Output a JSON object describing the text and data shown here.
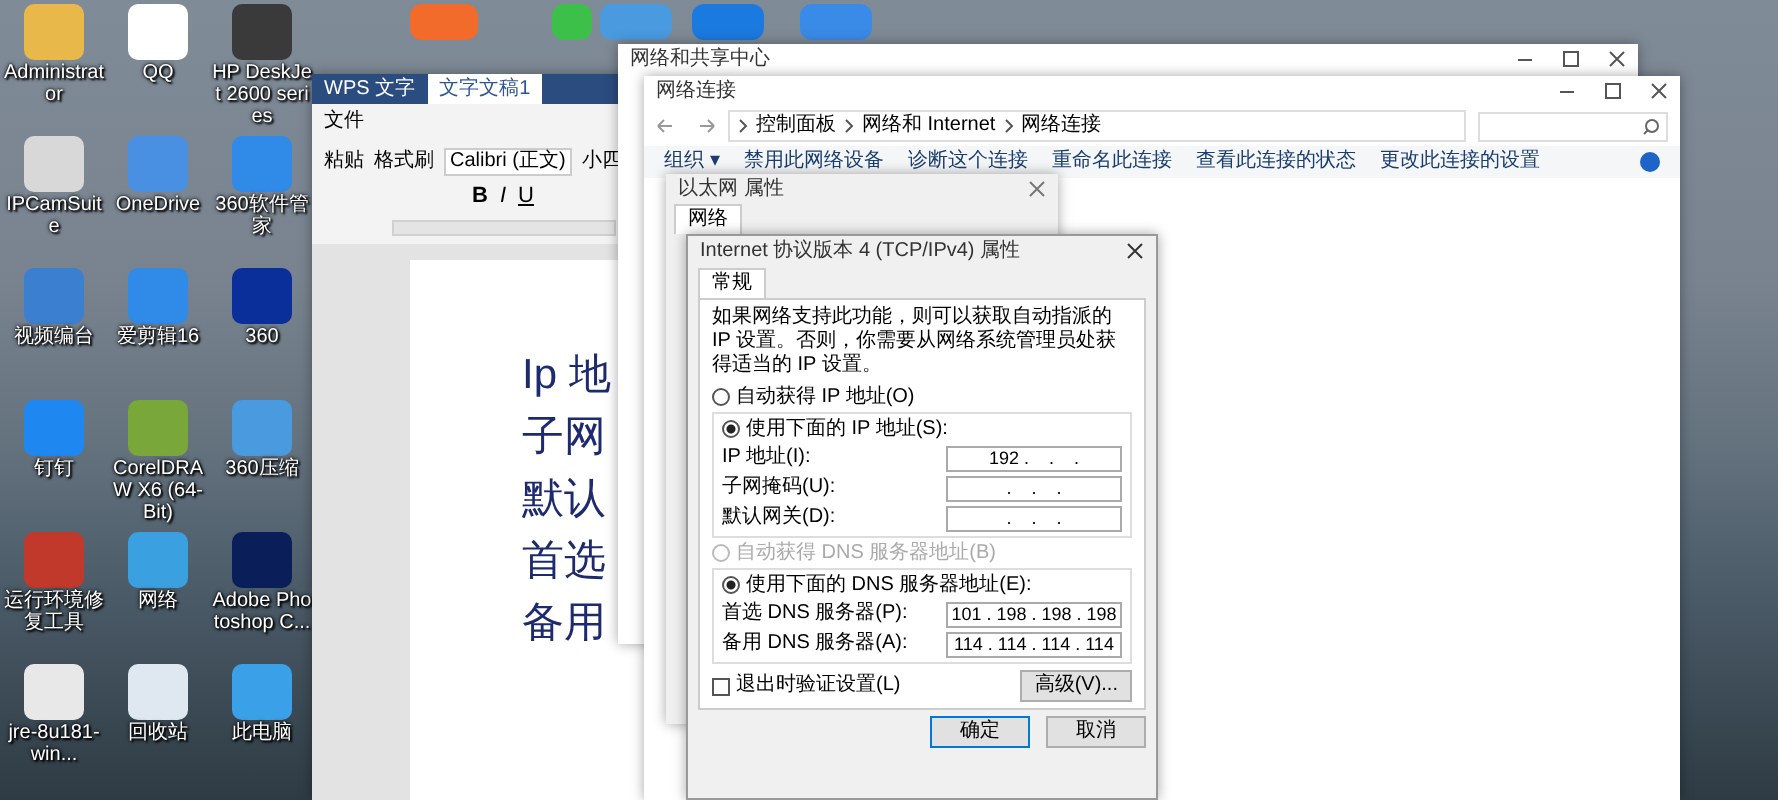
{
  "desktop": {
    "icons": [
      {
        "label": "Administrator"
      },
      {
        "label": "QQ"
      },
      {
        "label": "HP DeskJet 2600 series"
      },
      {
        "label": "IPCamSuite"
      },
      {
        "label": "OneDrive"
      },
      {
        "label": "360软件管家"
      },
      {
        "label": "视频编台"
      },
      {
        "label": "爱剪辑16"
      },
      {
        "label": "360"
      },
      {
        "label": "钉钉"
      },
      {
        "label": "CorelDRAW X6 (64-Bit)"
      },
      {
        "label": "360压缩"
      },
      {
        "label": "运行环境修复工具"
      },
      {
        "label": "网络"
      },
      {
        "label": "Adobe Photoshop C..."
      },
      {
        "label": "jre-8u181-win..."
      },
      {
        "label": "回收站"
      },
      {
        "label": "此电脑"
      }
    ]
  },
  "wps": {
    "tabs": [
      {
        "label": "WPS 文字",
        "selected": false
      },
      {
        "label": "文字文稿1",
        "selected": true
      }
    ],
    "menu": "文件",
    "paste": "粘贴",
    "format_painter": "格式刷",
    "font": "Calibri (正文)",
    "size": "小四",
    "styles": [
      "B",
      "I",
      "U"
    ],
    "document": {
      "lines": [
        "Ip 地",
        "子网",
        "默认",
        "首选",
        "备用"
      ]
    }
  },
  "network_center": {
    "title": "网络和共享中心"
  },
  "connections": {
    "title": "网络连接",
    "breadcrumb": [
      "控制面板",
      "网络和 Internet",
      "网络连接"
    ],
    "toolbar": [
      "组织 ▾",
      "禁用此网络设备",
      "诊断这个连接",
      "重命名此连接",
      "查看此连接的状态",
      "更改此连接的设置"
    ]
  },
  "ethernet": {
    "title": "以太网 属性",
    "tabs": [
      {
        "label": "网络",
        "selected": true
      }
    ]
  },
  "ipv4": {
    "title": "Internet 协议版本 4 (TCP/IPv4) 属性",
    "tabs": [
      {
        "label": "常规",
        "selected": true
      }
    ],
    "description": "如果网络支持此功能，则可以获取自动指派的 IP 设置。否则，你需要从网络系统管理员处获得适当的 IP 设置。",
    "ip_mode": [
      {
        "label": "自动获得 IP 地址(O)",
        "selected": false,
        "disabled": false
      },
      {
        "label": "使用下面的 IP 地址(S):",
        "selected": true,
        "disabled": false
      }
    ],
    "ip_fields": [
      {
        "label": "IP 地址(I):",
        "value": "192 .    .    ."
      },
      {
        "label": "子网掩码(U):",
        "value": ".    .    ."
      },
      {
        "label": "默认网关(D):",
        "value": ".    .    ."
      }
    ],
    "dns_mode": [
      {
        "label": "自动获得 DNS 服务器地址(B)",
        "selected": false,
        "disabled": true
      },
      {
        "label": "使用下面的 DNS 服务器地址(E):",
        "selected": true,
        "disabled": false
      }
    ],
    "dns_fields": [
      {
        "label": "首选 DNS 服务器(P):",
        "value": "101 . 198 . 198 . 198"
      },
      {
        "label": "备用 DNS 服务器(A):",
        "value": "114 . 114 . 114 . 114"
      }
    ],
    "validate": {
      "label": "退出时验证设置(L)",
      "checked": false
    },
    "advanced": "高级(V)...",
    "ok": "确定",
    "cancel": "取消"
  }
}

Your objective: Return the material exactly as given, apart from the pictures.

Result of this exercise:
Output a JSON object describing the text and data shown here.
{
  "desktop": {
    "icons": [
      {
        "label": "Administrator"
      },
      {
        "label": "QQ"
      },
      {
        "label": "HP DeskJet 2600 series"
      },
      {
        "label": "IPCamSuite"
      },
      {
        "label": "OneDrive"
      },
      {
        "label": "360软件管家"
      },
      {
        "label": "视频编台"
      },
      {
        "label": "爱剪辑16"
      },
      {
        "label": "360"
      },
      {
        "label": "钉钉"
      },
      {
        "label": "CorelDRAW X6 (64-Bit)"
      },
      {
        "label": "360压缩"
      },
      {
        "label": "运行环境修复工具"
      },
      {
        "label": "网络"
      },
      {
        "label": "Adobe Photoshop C..."
      },
      {
        "label": "jre-8u181-win..."
      },
      {
        "label": "回收站"
      },
      {
        "label": "此电脑"
      }
    ]
  },
  "wps": {
    "tabs": [
      {
        "label": "WPS 文字",
        "selected": false
      },
      {
        "label": "文字文稿1",
        "selected": true
      }
    ],
    "menu": "文件",
    "paste": "粘贴",
    "format_painter": "格式刷",
    "font": "Calibri (正文)",
    "size": "小四",
    "styles": [
      "B",
      "I",
      "U"
    ],
    "document": {
      "lines": [
        "Ip 地",
        "子网",
        "默认",
        "首选",
        "备用"
      ]
    }
  },
  "network_center": {
    "title": "网络和共享中心"
  },
  "connections": {
    "title": "网络连接",
    "breadcrumb": [
      "控制面板",
      "网络和 Internet",
      "网络连接"
    ],
    "toolbar": [
      "组织 ▾",
      "禁用此网络设备",
      "诊断这个连接",
      "重命名此连接",
      "查看此连接的状态",
      "更改此连接的设置"
    ]
  },
  "ethernet": {
    "title": "以太网 属性",
    "tabs": [
      {
        "label": "网络",
        "selected": true
      }
    ]
  },
  "ipv4": {
    "title": "Internet 协议版本 4 (TCP/IPv4) 属性",
    "tabs": [
      {
        "label": "常规",
        "selected": true
      }
    ],
    "description": "如果网络支持此功能，则可以获取自动指派的 IP 设置。否则，你需要从网络系统管理员处获得适当的 IP 设置。",
    "ip_mode": [
      {
        "label": "自动获得 IP 地址(O)",
        "selected": false,
        "disabled": false
      },
      {
        "label": "使用下面的 IP 地址(S):",
        "selected": true,
        "disabled": false
      }
    ],
    "ip_fields": [
      {
        "label": "IP 地址(I):",
        "value": "192 .    .    ."
      },
      {
        "label": "子网掩码(U):",
        "value": ".    .    ."
      },
      {
        "label": "默认网关(D):",
        "value": ".    .    ."
      }
    ],
    "dns_mode": [
      {
        "label": "自动获得 DNS 服务器地址(B)",
        "selected": false,
        "disabled": true
      },
      {
        "label": "使用下面的 DNS 服务器地址(E):",
        "selected": true,
        "disabled": false
      }
    ],
    "dns_fields": [
      {
        "label": "首选 DNS 服务器(P):",
        "value": "101 . 198 . 198 . 198"
      },
      {
        "label": "备用 DNS 服务器(A):",
        "value": "114 . 114 . 114 . 114"
      }
    ],
    "validate": {
      "label": "退出时验证设置(L)",
      "checked": false
    },
    "advanced": "高级(V)...",
    "ok": "确定",
    "cancel": "取消"
  }
}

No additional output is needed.